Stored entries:

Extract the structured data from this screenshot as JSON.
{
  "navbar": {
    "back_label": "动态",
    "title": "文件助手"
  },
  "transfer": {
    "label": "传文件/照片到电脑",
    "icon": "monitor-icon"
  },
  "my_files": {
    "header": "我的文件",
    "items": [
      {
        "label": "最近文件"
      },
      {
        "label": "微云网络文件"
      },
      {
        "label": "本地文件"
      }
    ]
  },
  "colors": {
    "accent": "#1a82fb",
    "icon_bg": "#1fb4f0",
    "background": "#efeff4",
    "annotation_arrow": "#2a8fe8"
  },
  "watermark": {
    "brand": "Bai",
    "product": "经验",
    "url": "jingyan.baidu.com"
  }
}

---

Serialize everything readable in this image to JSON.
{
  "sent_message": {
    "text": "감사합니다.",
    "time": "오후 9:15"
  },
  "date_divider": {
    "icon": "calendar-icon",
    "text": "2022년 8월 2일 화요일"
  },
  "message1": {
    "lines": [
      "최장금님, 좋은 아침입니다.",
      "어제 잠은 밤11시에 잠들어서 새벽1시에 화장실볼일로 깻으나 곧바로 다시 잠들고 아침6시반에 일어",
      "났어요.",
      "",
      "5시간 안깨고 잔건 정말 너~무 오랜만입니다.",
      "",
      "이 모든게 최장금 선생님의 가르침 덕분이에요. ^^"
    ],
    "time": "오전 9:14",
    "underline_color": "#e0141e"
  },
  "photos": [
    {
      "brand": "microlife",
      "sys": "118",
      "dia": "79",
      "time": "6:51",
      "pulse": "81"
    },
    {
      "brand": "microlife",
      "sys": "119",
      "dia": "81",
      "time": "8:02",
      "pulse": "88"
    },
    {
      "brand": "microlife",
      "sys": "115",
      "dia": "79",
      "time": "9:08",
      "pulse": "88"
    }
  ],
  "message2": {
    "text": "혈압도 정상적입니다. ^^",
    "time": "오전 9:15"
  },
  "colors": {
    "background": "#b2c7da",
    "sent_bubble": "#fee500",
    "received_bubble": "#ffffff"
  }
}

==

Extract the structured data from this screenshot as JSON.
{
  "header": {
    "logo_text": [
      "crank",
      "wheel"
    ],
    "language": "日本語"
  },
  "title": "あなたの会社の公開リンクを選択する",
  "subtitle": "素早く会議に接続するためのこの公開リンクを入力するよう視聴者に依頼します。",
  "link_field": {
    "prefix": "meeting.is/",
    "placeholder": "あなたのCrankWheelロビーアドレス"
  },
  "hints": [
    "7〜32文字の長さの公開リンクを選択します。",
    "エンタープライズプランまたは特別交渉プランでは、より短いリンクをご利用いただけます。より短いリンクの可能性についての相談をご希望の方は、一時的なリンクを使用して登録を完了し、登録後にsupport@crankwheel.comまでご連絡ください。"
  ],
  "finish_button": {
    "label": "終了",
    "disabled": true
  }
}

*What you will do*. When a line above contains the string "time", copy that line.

*Reply*.
    "time": "오후 9:15"
    "time": "오전 9:14",
      "time": "6:51",
      "time": "8:02",
      "time": "9:08",
    "time": "오전 9:15"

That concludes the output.